*Task requirements*
Please print all of the entries, matching them exactly.

Excerpts from a dataset:
☆ ☆ ☆ ☆

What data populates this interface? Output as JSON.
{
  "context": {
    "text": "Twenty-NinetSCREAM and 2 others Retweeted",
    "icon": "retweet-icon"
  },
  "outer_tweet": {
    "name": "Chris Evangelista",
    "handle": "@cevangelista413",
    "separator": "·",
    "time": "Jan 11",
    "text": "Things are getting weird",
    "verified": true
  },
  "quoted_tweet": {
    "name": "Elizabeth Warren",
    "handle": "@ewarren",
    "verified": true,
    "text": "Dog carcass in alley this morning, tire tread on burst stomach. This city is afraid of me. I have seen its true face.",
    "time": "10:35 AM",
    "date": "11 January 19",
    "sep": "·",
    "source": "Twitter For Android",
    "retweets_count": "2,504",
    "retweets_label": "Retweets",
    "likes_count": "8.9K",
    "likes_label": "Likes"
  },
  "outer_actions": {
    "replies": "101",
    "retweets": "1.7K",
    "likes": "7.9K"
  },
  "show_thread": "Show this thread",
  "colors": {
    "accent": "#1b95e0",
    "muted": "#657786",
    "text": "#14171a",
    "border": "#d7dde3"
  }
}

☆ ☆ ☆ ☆

*Worked solution*
What data populates this interface? Output as JSON.
{
  "context": {
    "text": "Twenty-NinetSCREAM and 2 others Retweeted",
    "icon": "retweet-icon"
  },
  "outer_tweet": {
    "name": "Chris Evangelista",
    "handle": "@cevangelista413",
    "separator": "·",
    "time": "Jan 11",
    "text": "Things are getting weird",
    "verified": true
  },
  "quoted_tweet": {
    "name": "Elizabeth Warren",
    "handle": "@ewarren",
    "verified": true,
    "text": "Dog carcass in alley this morning, tire tread on burst stomach. This city is afraid of me. I have seen its true face.",
    "time": "10:35 AM",
    "date": "11 January 19",
    "sep": "·",
    "source": "Twitter For Android",
    "retweets_count": "2,504",
    "retweets_label": "Retweets",
    "likes_count": "8.9K",
    "likes_label": "Likes"
  },
  "outer_actions": {
    "replies": "101",
    "retweets": "1.7K",
    "likes": "7.9K"
  },
  "show_thread": "Show this thread",
  "colors": {
    "accent": "#1b95e0",
    "muted": "#657786",
    "text": "#14171a",
    "border": "#d7dde3"
  }
}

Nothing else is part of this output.